Successful Brand Extension Case Study
Brand extension is always a challenge. The success of it depends on various factors such as management vision, marketing strategies, and the ability to differentiate the product and add value for the customers or make it an ‘expert’ product in its product category. But when a brand extension is successful, their results are advantageous for the company, its management, financial assets and the brand value.The Nestle Company that was founded in 1866 by Henry Nestle was initially a baby food company .Now it is the world’s biggest food and beverage company that owes a significant part of its success in the market to numerous fortunate mergers, acquisitions and joint ventures that resulted in various brand extensions. Nowadays, Nestle brand is represented in such product categories as coffee, water (and other beverages), ice cream, infant foods, frozen and refrigerated foods, confectionery, seasonings, pet food, performance, and healthcare nutrition. The range of products and brands Nestle provides include such global brands as Nescafe, Taster’s Choice (coffee), Nestea, Nesquik (beverages), Perrier, Vittel (water), Mega, Movenpick, Dreyer’s/Edy’s (ice-cream), Maggi, Buitoni (pasta, soups, billions), Kit Kat, Smarties, Butterfinger, Aero (chocolates), Purina, Friskies, Dog Chow, Cat Chow (pet products), and many more .The Nestle brand extension success is evident from the financial figures the company provides.
According to the corporate consolidated key statistics of 2005, consolidated sales were CHF 91.075 bn, and net profit was CHF 20.58 bn . The sales analysis by the product group is the following: 26% of sales are in beverages, 25,5% are of revenues are from milk and food products, 18% from ready-prepared dishes and ready-cooked dishes, almost 12% from chocolate, 11,5% from pet products, and 6,5% from pharmaceutical products. The figures talk for themselves.
The brand extension into other business fields was successful for Nestle, allowing it to become one of the world’s biggest and highly recognized companies.
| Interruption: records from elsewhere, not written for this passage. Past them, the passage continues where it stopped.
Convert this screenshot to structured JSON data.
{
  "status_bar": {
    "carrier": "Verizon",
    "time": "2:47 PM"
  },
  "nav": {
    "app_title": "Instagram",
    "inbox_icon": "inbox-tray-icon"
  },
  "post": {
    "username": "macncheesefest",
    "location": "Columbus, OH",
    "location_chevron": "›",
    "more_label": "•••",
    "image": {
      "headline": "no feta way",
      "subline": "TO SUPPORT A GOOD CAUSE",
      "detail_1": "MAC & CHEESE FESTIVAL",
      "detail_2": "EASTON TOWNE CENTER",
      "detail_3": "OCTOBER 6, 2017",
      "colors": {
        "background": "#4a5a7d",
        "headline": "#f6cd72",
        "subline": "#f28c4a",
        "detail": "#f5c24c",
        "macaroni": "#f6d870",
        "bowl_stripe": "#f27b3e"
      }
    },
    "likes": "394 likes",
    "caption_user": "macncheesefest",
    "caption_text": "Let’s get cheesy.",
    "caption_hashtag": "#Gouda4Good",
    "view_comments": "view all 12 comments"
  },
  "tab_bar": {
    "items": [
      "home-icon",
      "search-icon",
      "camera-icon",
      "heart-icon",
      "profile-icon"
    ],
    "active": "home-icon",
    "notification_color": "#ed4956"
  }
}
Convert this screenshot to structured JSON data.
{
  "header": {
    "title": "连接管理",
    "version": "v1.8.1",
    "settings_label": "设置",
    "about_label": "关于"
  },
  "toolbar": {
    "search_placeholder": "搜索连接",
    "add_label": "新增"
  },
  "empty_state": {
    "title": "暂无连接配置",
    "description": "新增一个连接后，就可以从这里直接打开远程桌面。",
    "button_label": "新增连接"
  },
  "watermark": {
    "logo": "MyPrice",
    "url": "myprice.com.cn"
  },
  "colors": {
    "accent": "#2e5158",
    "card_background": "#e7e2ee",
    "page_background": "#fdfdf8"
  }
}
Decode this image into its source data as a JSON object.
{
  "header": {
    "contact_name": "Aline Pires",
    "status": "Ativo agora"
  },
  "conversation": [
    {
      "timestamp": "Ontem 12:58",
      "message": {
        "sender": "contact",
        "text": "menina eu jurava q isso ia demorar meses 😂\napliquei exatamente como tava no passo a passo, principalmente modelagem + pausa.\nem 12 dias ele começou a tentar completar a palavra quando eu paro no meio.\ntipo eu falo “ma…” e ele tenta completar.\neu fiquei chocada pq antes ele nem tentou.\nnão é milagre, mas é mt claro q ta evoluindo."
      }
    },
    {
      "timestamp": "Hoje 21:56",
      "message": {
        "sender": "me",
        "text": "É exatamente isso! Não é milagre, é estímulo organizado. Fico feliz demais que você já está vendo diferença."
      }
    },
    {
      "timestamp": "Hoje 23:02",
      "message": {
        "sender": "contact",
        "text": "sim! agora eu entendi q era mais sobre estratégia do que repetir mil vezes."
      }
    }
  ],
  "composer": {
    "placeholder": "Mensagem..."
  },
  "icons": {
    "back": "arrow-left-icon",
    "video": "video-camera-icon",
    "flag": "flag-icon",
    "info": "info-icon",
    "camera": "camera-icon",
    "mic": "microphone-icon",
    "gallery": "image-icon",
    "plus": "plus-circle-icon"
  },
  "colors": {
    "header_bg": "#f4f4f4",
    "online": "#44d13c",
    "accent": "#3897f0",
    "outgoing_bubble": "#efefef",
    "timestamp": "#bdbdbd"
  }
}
The brands sometimes are accepted so well, that what initially was planned as brand extension becomes a single independent brand.The growth went further: the 2006 results so far are pleasantly impressive, for Nestle has become the world’s biggest ice cream maker after taking full ownership of US firm Dreyer’s Grand Ice Cream in January 2006. It and the earlier purchase (December 2005) of the Greek company Delta Ice Cream gave Nestle a 17.5% share of the world ice cream market.
It automatically leaves behind Nestle’s primary rival in this field – the Unilever Company .Nowadays, the Nestle Company is changing its initial image of the primary processor of raw materials (e.g., cocoa, coffee, and milk). The company’s management has adopted a strategy of moving into higher-margin food and drink products that guarantee customers’ satisfaction.
There is almost no doubt the company will continue successful growth and development of its products and brands.